Data to use:
*** Block opens ***

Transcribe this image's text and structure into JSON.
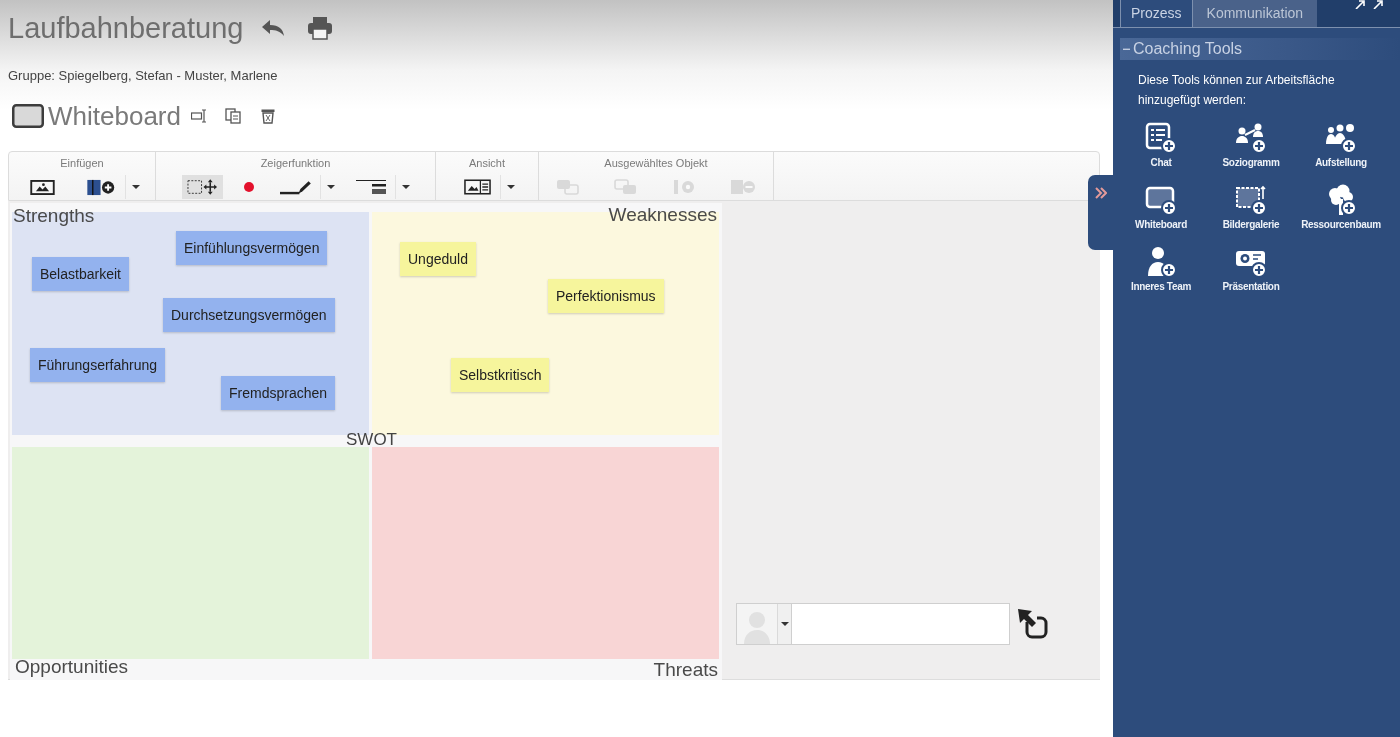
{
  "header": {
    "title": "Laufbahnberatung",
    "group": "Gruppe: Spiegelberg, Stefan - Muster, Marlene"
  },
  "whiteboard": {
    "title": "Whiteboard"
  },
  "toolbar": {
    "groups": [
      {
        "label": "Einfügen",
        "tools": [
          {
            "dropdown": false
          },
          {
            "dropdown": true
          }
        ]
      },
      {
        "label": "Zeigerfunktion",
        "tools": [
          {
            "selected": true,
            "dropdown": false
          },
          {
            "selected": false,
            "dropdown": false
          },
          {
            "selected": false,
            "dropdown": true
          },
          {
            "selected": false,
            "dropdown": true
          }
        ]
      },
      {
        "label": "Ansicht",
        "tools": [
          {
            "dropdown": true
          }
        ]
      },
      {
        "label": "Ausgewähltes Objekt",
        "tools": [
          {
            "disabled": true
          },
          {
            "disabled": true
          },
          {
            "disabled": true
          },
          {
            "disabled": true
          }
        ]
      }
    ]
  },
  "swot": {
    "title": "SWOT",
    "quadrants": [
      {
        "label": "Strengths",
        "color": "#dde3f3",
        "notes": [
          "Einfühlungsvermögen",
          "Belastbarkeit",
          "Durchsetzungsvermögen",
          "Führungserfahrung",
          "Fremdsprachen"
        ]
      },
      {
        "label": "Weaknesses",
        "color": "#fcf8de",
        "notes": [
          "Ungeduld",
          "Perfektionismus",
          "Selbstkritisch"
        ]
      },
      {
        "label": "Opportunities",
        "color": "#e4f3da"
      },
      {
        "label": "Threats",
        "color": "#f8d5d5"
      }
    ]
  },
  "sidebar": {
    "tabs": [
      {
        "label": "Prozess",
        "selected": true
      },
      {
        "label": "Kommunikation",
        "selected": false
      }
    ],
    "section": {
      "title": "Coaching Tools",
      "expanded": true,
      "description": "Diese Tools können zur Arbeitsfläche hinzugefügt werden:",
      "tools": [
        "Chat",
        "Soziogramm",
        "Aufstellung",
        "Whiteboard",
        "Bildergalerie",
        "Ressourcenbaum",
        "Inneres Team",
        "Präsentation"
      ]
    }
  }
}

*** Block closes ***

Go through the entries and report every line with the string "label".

        "label": "Einfügen",
        "label": "Zeigerfunktion",
        "label": "Ansicht",
        "label": "Ausgewähltes Objekt",
        "label": "Strengths",
        "label": "Weaknesses",
        "label": "Opportunities",
        "label": "Threats",
        "label": "Prozess",
        "label": "Kommunikation",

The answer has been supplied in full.